Although there is no physical courage required in business where we may fear some sort of physical pain if we take a particular action, there is real “moral” courage which is “the ability to act in the face of popular opposition”.
You can see the results of these courageous acts throughout the drycleaning industry and from some of the most successful operators, particularly where innovation has occurred because innovation involves creating ground-
breaking, tradition-defying ideas.
Consider the original move to home delivery routes in the 1980s after they had disbanded 20 years earlier. This was a notion doomed to failure by popular opinion. After all, there were good reasons that large routes had been eliminated throughout the United States and been replaced by smaller, activated plants. Nevertheless, a few courageous business owners began to build home delivery routes and today it has become a mainstream distribution system for many drycleaners.
The first 24/7 conveyor installed in the United States had competitors laughing. It was too long, too slow, too high and too expensive, but the owner persisted and today it is one of the options considered by most new stores when designing the entrance to the front of the shop.
Successful business owners are a varied lot.

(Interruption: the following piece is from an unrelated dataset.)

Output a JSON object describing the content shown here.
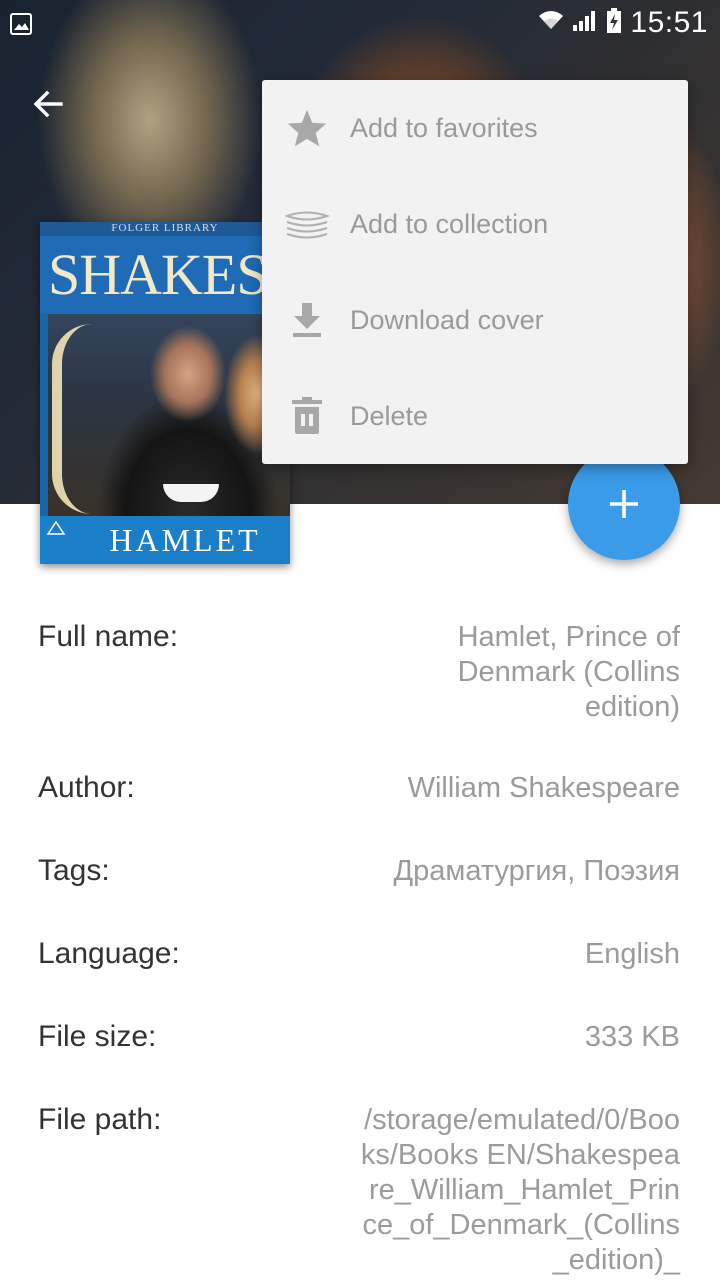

Some are rational. Some are emotional. Some may be considered great leaders. Some are loved by employees and respected. Others aren’t. Courage is only one characteristic of a successful operator.
Courage is not, in and of itself, good or bad. It is neutral. The road taken can be right or wrong, good or bad. Have courageous people made mistakes? Absolutely. It is taking the action that reflects the act of courage. Courage, itself, will not determine success.
Wikipedia distinguishes three types of courage.
“TRY Courage: The courage of initiative and action — making first attempts, pursuing pioneering efforts and stepping up to the plate.”
We’ve seen plenty of these examples in the drycleaning industry.
“TRUST Courage: The courage of confidence in others — letting go of the need to control situations or outcomes, having faith in people and being open to direction and change.”
Most of the larger organizations have moved to this level with delegation of duties and responsibilities although there is generally great fear and trepidation before letting go. In fact, growth is not possible without some form of delegation.
“TELL Courage: The courage of voice — raising difficult issues, providing tough feedback and sharing unpopular opinions.”
This may be one of the most difficult types of courage — to confront conflict rather than avoid it in order to pursue your goals. Many business examples involve employee relations.
How does one start? Fear is an invitation to courage. What happened to the owner who knew his plant location was going to be torn down for a new strip mall? The looming tragedy caused fear in his heart. Sleepless nights ensued.
Fear is the opposite of courage. It can be so great that movement of any kind becomes impossible. It is the courage that steps in to take the action. The action could be right or wrong. Courage does not guarantee success, only movement.
It takes courage to break from the norm — to try something different.
It takes courage to challenge the status quo — disagree with your peers.
It takes courage to seek new opportunities where the chance of making a mistake as you enter new and unknown horizons is high.
It takes courage to cut your losses, admitting your previous mistakes.
It seems that nothing new can be accomplished without courage.
Ultimately, we are remembered for the decisions we make or those that we don’t make.
Deborah Rechnitz has been an independent management consultant to drycleaning industry members since 1980. She also held the position of chief operating officer of one of the largest USA drycleaning operations in 2008. She holds a Bachelor of Science degree in Finance and Personnel Administration; a Bachelor of Arts degree in Interpersonal Com-
munications; and an MBA in Operations Management from Case Western Reserve University. She can be reached by e-mail at firstname.lastname@example.org or phone at (253) 405-7043.